Wolfe is fascinated by the offbeat. In “Purveyor of the Public Life,” he profiles Robert Harrison, the publisher of “the most scandalous scandal magazine in the history of the world,” Confidential (1952-1958), and a specialist in what Wolfe calls the “aesthetique du schlock.” Wolfe cheerfully explores culture, high and low. On one hand, he treats rock-and-roll magnate Phil Spector (“The First Tycoon of Teen”); on the other, he takes on Huntington Hartford and his Gallery of Modern Art (“The Luther of Columbus Circle”) and the Museum of Modern Art (“The New Art Gallery Society”).
Emblems of status abound: an executive’s brown Chesterfield and his “Madison Avenue crash helmet” (in “Putting Daddy On”), fashionable interior decorators (“The Woman Who Has Everything”), tailor-made suits (“The Secret Vice”), and exclusive neighborhoods (“The Big League Complex”). Like F. Scott Fitzgerald, Wolfe is fascinated by the rich and powerful. Only rarely does he pay attention to the underclass, the have-nots, as he does in “The Voices of Village Square.” Those voices come from the Women’s House of Detention at 10 Greenwich Avenue.

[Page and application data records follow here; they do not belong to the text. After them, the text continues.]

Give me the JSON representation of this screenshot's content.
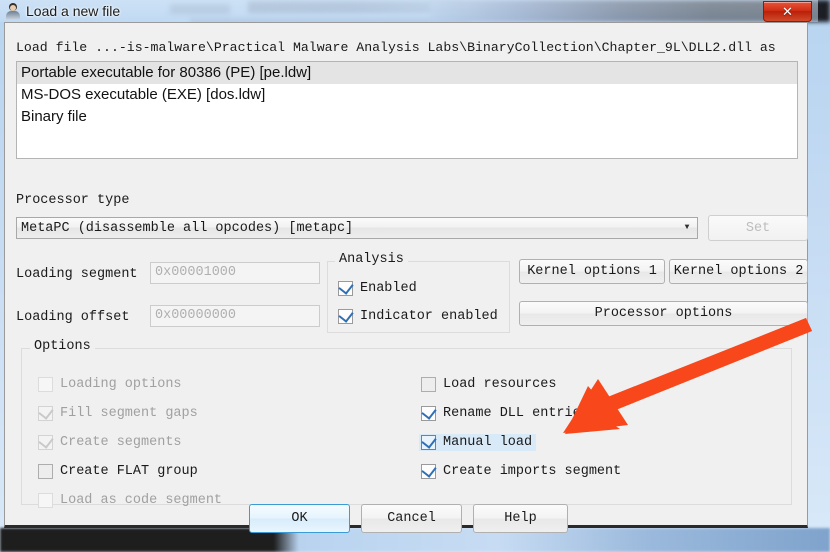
{
  "window": {
    "title": "Load a new file",
    "icon": "ida-person-icon",
    "close_label": "✕",
    "accent_blue": "#3c9bd4",
    "titlebar_bg": "#cfe2f6"
  },
  "dialog": {
    "file_path_label": "Load file ...-is-malware\\Practical Malware Analysis Labs\\BinaryCollection\\Chapter_9L\\DLL2.dll as",
    "loader_list": [
      {
        "label": "Portable executable for 80386 (PE) [pe.ldw]",
        "selected": true
      },
      {
        "label": "MS-DOS executable (EXE) [dos.ldw]",
        "selected": false
      },
      {
        "label": "Binary file",
        "selected": false
      }
    ],
    "processor": {
      "group_label": "Processor type",
      "selected_value": "MetaPC (disassemble all opcodes) [metapc]",
      "dropdown_icon": "chevron-down-icon",
      "set_button_label": "Set",
      "set_button_enabled": false
    },
    "loading": {
      "segment_label": "Loading segment",
      "segment_value": "0x00001000",
      "segment_enabled": false,
      "offset_label": "Loading offset",
      "offset_value": "0x00000000",
      "offset_enabled": false
    },
    "analysis": {
      "group_label": "Analysis",
      "items": [
        {
          "label": "Enabled",
          "checked": true,
          "enabled": true
        },
        {
          "label": "Indicator enabled",
          "checked": true,
          "enabled": true
        }
      ]
    },
    "side_buttons": {
      "kernel_options_1": "Kernel options 1",
      "kernel_options_2": "Kernel options 2",
      "processor_options": "Processor options"
    },
    "options": {
      "group_label": "Options",
      "left_column": [
        {
          "label": "Loading options",
          "checked": false,
          "enabled": false
        },
        {
          "label": "Fill segment gaps",
          "checked": true,
          "enabled": false
        },
        {
          "label": "Create segments",
          "checked": true,
          "enabled": false
        },
        {
          "label": "Create FLAT group",
          "checked": false,
          "enabled": true
        },
        {
          "label": "Load as code segment",
          "checked": false,
          "enabled": false
        }
      ],
      "right_column": [
        {
          "label": "Load resources",
          "checked": false,
          "enabled": true,
          "focused": false
        },
        {
          "label": "Rename DLL entries",
          "checked": true,
          "enabled": true,
          "focused": false
        },
        {
          "label": "Manual load",
          "checked": true,
          "enabled": true,
          "focused": true
        },
        {
          "label": "Create imports segment",
          "checked": true,
          "enabled": true,
          "focused": false
        }
      ]
    },
    "footer": {
      "ok_label": "OK",
      "cancel_label": "Cancel",
      "help_label": "Help",
      "default_button": "OK"
    }
  },
  "annotation": {
    "arrow_color": "#f9471c",
    "points_at": "Manual load"
  }
}
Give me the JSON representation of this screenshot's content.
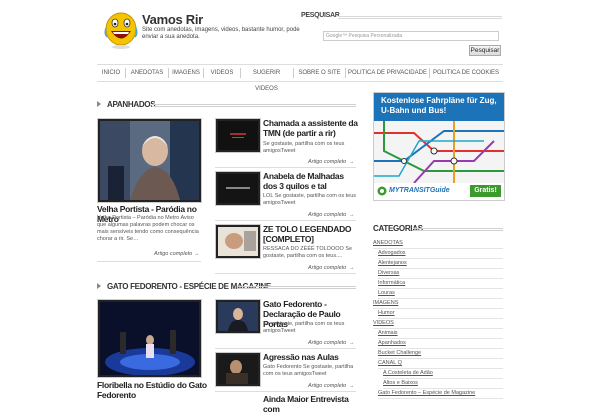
{
  "header": {
    "site_title": "Vamos Rir",
    "site_desc": "Site com anedotas, imagens, videos, bastante humor, pode enviar a sua anedota.",
    "search_label": "PESQUISAR",
    "search_placeholder": "Google™ Pesquisa Personalizada",
    "search_button": "Pesquisar"
  },
  "nav": [
    "INICIO",
    "ANEDOTAS",
    "IMAGENS",
    "VIDEOS",
    "SUGERIR VIDEOS",
    "SOBRE O SITE",
    "POLITICA DE PRIVACIDADE",
    "POLITICA DE COOKIES"
  ],
  "sections": [
    {
      "title": "APANHADOS",
      "featured": {
        "title": "Velha Portista - Paródia no Metro",
        "excerpt": "Velha Portista – Paródia no Metro Aviso que algumas palavras podem chocar os mais sensíveis tendo como consequência chorar a rir. Se…",
        "more": "Artigo completo"
      },
      "posts": [
        {
          "title": "Chamada a assistente da TMN (de partir a rir)",
          "excerpt": "Se gostaste, partilha com os teus amigosTweet",
          "more": "Artigo completo"
        },
        {
          "title": "Anabela de Malhadas dos 3 quilos e tal",
          "excerpt": "LOL Se gostaste, partilha com os teus amigosTweet",
          "more": "Artigo completo"
        },
        {
          "title": "ZE TOLO LEGENDADO [COMPLETO]",
          "excerpt": "RESSACA DO ZÉÉÉ TOLOOOO Se gostaste, partilha com os teus....",
          "more": "Artigo completo"
        }
      ]
    },
    {
      "title": "GATO FEDORENTO - ESPÉCIE DE MAGAZINE",
      "featured": {
        "title": "Floribella no Estúdio do Gato Fedorento"
      },
      "posts": [
        {
          "title": "Gato Fedorento - Declaração de Paulo Portas",
          "excerpt": "Se gostaste, partilha com os teus amigosTweet",
          "more": "Artigo completo"
        },
        {
          "title": "Agressão nas Aulas",
          "excerpt": "Gato Fedorento Se gostaste, partilha com os teus amigosTweet",
          "more": "Artigo completo"
        },
        {
          "title": "Ainda Maior Entrevista com"
        }
      ]
    }
  ],
  "ad": {
    "headline": "Kostenlose Fahrpläne für Zug, U-Bahn und Bus!",
    "brand": "MYTRANSITGuide",
    "cta": "Gratis!"
  },
  "categories": {
    "title": "CATEGORIAS",
    "items": [
      {
        "label": "ANEDOTAS",
        "level": 0
      },
      {
        "label": "Advogados",
        "level": 1
      },
      {
        "label": "Alentejanos",
        "level": 1
      },
      {
        "label": "Diversas",
        "level": 1
      },
      {
        "label": "Informática",
        "level": 1
      },
      {
        "label": "Louras",
        "level": 1
      },
      {
        "label": "IMAGENS",
        "level": 0
      },
      {
        "label": "Humor",
        "level": 1
      },
      {
        "label": "VIDEOS",
        "level": 0
      },
      {
        "label": "Animais",
        "level": 1
      },
      {
        "label": "Apanhados",
        "level": 1
      },
      {
        "label": "Bucket Challenge",
        "level": 1
      },
      {
        "label": "CANAL Q",
        "level": 1
      },
      {
        "label": "A Costeleta de Adão",
        "level": 2
      },
      {
        "label": "Altos e Baixos",
        "level": 2
      },
      {
        "label": "Gato Fedorento – Espécie de Magazine",
        "level": 1
      }
    ]
  },
  "colors": {
    "ad_blue": "#1d73b8",
    "ad_green": "#3a9a2b"
  }
}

This is the author’s choice, and it is apparently even his fixation.
The Right Stuff
First published: 1979
Type of work: Nonfiction
The book is an example of New Journalism, written like a novel in which the first astronauts and their wives are the principal characters.
Tom Wolfe begins The Right Stuff by introducing Pete Conrad, who did not become an astronaut until the second round of selections, and Chuck Yeager, who was never an astronaut. Still, both men have always possessed the “right stuff,” especially Yeager, “the most righteous of all the possessors.” From the third chapter onward, the worth of every astronaut is implicitly measured against that of Yeager, the acknowledged king of the fighter pilots turned test pilots. Wolfe defines the right stuff as the Fighter Jock’s combination of courage, competence, insouciance, and unshakeable self-confidence. Wolfe compares the astronauts’ right stuff to the defining quality of the Elect. In Calvinistic theology, the Elect are those fortunate souls who are predestined for salvation from the...
(The entire section is 4458 words.)